#### What you are asked to do
Only lines containing the string "windows" belong in the answer; copy all of them from the entries.

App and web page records

++++++

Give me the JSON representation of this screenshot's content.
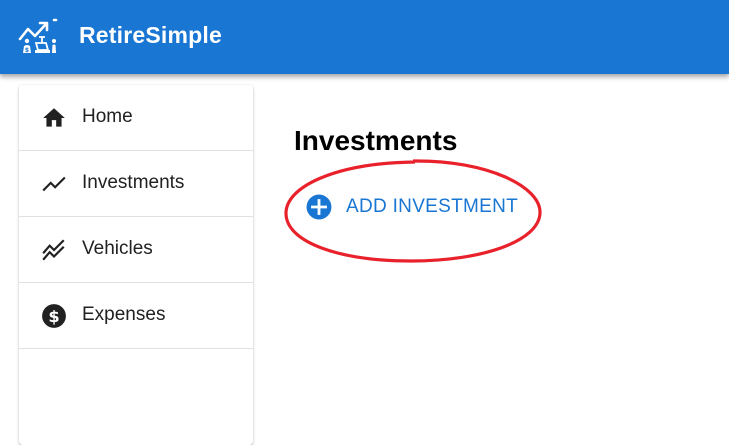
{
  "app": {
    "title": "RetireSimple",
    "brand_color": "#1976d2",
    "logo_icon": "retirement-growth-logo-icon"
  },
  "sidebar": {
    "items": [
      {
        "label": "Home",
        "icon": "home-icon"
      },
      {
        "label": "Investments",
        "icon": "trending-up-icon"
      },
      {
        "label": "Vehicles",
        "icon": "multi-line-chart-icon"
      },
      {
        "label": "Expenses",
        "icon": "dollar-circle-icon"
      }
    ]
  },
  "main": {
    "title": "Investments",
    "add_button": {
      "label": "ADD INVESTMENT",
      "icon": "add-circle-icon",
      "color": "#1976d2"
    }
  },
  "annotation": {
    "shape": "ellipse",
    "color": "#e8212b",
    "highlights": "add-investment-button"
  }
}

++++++

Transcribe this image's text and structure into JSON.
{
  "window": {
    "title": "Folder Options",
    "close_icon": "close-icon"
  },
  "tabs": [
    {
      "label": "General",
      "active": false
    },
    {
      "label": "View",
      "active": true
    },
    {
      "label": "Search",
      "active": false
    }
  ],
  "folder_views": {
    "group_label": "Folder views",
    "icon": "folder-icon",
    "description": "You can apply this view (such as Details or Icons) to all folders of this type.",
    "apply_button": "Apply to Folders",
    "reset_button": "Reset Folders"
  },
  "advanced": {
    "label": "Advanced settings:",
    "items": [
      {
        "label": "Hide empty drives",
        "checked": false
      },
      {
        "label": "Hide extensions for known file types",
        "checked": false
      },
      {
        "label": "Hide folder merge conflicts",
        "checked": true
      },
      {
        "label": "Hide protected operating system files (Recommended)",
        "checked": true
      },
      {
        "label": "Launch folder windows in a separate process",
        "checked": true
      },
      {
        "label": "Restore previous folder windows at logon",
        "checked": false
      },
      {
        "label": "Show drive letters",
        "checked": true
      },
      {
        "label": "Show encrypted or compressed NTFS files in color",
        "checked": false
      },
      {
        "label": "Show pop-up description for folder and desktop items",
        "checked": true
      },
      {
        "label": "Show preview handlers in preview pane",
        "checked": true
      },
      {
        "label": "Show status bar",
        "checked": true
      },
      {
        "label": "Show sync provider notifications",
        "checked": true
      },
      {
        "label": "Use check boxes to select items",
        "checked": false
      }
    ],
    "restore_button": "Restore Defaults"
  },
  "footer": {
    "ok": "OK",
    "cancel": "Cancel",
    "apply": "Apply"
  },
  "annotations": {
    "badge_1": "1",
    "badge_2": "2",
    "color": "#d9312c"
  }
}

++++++

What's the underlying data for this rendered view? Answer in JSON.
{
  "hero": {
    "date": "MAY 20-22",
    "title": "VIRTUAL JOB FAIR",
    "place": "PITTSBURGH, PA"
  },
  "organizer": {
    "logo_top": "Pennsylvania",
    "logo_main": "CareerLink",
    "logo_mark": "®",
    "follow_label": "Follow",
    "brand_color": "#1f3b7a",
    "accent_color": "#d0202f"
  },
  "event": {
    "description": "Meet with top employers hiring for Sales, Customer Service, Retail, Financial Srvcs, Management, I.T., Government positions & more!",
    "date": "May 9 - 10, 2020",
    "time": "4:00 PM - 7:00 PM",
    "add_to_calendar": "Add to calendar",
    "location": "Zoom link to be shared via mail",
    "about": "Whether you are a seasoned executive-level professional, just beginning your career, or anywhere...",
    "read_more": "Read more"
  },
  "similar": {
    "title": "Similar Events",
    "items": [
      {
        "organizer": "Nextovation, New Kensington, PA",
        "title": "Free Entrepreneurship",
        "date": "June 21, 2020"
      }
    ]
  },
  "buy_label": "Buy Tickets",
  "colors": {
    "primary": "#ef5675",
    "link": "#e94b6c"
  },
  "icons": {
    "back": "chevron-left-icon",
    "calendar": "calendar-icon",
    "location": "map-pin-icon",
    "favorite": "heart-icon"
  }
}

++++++

#### Final answer
        "label": "Launch folder windows in a separate process",
        "label": "Restore previous folder windows at logon",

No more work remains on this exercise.